By Truro People | Thursday, January 27, 2011, 09:00
AN ASSAULT case against a long-serving police officer was thrown out of court after the judge agreed his accuser’s claims could not be trusted.
The two-day trial of PC Richard Mantle was abandoned after a few hours when District Judge Paul Farmer said the evidence of alleged victim Laura Jane Hodges and her friends, Sophie Louise Green, Sammie-Jo Green and Travis Hughes, had been “tenuous, inconsistent and selective”.
In the private prosecution brought by Miss Hodges at Bodmin Magistrates’ Court, he agreed with PC Mantle’s solicitor, Jeremy Leaning, who submitted that there was “no case to answer” over the incident, which followed her arrest in Calenick Street, Truro, in the early hours of February 9 last year.
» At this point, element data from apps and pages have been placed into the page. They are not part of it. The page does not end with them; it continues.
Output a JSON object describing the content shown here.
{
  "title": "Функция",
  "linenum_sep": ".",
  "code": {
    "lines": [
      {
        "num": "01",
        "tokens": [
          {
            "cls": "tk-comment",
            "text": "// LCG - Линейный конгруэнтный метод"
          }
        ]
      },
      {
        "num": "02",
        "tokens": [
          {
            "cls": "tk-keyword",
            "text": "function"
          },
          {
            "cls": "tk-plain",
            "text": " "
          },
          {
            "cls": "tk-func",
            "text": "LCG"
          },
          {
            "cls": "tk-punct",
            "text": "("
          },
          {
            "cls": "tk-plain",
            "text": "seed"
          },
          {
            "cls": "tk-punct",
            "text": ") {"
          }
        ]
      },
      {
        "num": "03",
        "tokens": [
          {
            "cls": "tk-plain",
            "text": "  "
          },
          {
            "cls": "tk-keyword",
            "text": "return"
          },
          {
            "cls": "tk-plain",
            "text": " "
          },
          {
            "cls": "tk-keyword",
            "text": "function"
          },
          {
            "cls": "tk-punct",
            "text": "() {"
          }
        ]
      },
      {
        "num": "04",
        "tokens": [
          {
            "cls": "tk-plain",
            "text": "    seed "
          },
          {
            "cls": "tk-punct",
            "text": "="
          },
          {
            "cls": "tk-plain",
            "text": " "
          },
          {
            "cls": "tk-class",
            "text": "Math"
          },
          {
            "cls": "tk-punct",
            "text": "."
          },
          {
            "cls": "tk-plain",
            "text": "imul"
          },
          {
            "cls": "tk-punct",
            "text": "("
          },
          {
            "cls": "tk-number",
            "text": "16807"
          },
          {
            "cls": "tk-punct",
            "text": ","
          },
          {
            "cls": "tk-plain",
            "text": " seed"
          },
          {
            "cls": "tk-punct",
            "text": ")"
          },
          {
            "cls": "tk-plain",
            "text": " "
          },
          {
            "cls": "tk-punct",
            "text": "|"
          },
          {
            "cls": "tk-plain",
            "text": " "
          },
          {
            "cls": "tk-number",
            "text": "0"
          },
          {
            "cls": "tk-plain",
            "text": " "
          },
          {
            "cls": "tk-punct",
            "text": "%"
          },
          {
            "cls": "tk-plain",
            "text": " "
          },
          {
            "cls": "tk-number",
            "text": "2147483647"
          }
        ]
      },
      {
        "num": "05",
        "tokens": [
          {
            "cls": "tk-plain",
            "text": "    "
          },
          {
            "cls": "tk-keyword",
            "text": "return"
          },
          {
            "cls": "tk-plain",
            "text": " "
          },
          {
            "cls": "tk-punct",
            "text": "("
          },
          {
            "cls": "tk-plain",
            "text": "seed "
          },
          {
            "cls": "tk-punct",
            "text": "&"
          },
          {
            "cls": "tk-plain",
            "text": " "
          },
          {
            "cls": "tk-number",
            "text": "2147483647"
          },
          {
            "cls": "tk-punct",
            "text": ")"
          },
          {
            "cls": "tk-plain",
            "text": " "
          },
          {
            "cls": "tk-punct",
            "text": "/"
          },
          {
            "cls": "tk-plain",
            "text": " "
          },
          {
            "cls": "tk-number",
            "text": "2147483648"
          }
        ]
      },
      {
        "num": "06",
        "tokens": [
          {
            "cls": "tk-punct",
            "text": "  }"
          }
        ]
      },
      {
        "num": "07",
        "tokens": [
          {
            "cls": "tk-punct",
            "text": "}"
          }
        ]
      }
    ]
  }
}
After solicitor Terry Eastwood set out the prosecution case, including the four witnesses giving personal accounts, Mr Leaning said it was “inconsistent, contrary, contradictory and inherently weak”. The judge also pointed out that Miss Hodges’ claims changed between her initial police interview and the trial and awarded costs from court funds to PC Mantle, 43, of Melville Road, Threemilestone, and the witnesses.
Miss Hodges, of Malabar Road, Truro, had alleged PC Mantle put his hand around her throat and pinned her down in the back of her friend’s car. She said she bit him as she was unable to breathe.
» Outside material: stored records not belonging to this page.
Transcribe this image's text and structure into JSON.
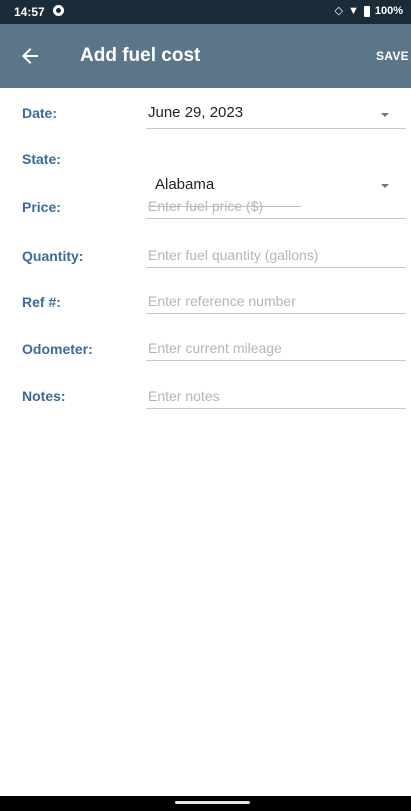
{
  "status_bar": {
    "time": "14:57",
    "battery": "100%",
    "icons": [
      "app-notification-icon",
      "cast-icon",
      "wifi-icon",
      "battery-icon"
    ]
  },
  "app_bar": {
    "title": "Add fuel cost",
    "save_label": "SAVE",
    "back_icon": "arrow-left-icon",
    "color": "#5b7688"
  },
  "form": {
    "date": {
      "label": "Date:",
      "value": "June 29, 2023"
    },
    "state": {
      "label": "State:",
      "value": "Alabama"
    },
    "price": {
      "label": "Price:",
      "placeholder": "Enter fuel price ($)"
    },
    "quantity": {
      "label": "Quantity:",
      "placeholder": "Enter fuel quantity (gallons)"
    },
    "ref": {
      "label": "Ref #:",
      "placeholder": "Enter reference number"
    },
    "odometer": {
      "label": "Odometer:",
      "placeholder": "Enter current mileage"
    },
    "notes": {
      "label": "Notes:",
      "placeholder": "Enter notes"
    },
    "label_color": "#3d6a9a"
  }
}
There was no dispute that Miss Hodges’ arrest had been lawful. She was charged and convicted of a public order offence but acquitted of assaulting PC Mantle.
Mr Leaning said PC Mantle was trying to calm the situation after Miss Hodges shouted and swore in the street and clearly resisted arrest, meaning he was entitled to use force. PC Mantle suffered two bite wounds to his arm which it “would not have been humanly possible to inflict” with his hands around her neck. She was restrained across her collarbone, said Mr Leaning, and showed no visible neck injury, despite claiming she had been held for two minutes.
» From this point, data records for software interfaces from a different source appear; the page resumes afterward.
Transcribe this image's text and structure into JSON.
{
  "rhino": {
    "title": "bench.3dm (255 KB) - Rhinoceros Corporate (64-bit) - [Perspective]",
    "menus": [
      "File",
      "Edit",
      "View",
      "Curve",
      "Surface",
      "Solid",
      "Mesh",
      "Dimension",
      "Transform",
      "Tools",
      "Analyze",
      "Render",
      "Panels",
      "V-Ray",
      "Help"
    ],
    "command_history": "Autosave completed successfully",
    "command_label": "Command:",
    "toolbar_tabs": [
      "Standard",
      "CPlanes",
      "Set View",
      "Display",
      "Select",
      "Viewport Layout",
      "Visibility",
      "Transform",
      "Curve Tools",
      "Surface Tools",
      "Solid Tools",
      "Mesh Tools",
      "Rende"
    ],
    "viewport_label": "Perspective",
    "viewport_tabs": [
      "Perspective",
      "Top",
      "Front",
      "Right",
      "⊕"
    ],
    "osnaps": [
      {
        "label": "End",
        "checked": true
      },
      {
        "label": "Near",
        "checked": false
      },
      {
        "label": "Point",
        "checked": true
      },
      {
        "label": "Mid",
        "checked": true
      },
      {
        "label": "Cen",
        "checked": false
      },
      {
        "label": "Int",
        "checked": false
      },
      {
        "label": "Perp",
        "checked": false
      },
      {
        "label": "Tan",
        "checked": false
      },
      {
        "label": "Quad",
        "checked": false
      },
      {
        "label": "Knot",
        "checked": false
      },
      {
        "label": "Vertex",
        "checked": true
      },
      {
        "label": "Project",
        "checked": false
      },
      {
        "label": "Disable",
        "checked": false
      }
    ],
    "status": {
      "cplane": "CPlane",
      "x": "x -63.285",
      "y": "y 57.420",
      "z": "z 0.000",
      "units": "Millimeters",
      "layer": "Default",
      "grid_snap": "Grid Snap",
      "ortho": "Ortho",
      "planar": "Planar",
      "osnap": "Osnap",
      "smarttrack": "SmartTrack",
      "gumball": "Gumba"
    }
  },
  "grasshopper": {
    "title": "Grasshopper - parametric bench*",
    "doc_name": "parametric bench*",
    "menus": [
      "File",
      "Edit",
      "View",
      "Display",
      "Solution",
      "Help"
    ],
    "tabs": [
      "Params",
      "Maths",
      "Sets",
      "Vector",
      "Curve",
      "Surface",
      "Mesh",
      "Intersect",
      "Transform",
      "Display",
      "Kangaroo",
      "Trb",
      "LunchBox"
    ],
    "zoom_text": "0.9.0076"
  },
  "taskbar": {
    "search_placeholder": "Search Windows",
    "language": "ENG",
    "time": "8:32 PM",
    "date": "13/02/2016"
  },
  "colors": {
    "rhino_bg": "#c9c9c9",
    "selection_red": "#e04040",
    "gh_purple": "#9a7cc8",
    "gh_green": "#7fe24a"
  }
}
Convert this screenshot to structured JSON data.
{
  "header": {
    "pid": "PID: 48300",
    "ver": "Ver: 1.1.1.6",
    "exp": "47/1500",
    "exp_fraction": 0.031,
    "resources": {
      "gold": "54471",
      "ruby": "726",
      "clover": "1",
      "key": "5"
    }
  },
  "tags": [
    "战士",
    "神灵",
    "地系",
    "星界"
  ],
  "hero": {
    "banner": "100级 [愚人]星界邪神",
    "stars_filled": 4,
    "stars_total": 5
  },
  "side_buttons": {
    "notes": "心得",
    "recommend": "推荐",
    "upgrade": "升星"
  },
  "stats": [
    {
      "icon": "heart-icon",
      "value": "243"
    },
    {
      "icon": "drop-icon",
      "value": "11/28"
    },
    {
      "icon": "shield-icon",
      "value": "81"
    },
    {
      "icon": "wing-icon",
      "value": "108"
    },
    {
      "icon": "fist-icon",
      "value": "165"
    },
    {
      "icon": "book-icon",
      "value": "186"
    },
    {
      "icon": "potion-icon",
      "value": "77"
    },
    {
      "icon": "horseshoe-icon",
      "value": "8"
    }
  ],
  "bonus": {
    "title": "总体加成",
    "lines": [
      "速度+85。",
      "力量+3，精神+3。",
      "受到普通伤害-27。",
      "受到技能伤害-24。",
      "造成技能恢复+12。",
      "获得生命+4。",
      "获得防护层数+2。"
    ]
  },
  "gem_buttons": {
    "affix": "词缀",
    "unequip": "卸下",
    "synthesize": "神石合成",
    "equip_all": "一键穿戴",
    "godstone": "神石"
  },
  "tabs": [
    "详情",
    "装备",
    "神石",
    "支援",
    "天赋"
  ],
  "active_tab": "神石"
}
Mr Farmer, dismissing the case, said the witnesses all had “somewhat differing views of what occurred”. Miss Hodges and Mr Hughes had been drinking and he had to be pepper-sprayed during his intervention in the incident.
Mr Farmer added that there were some “surprising differences” between what she had said at interview and what she told the court.
Referring to CCTV footage of the incident, Mr Farmer said: “It was quite clear she (Hodges) had a lot to say for herself.”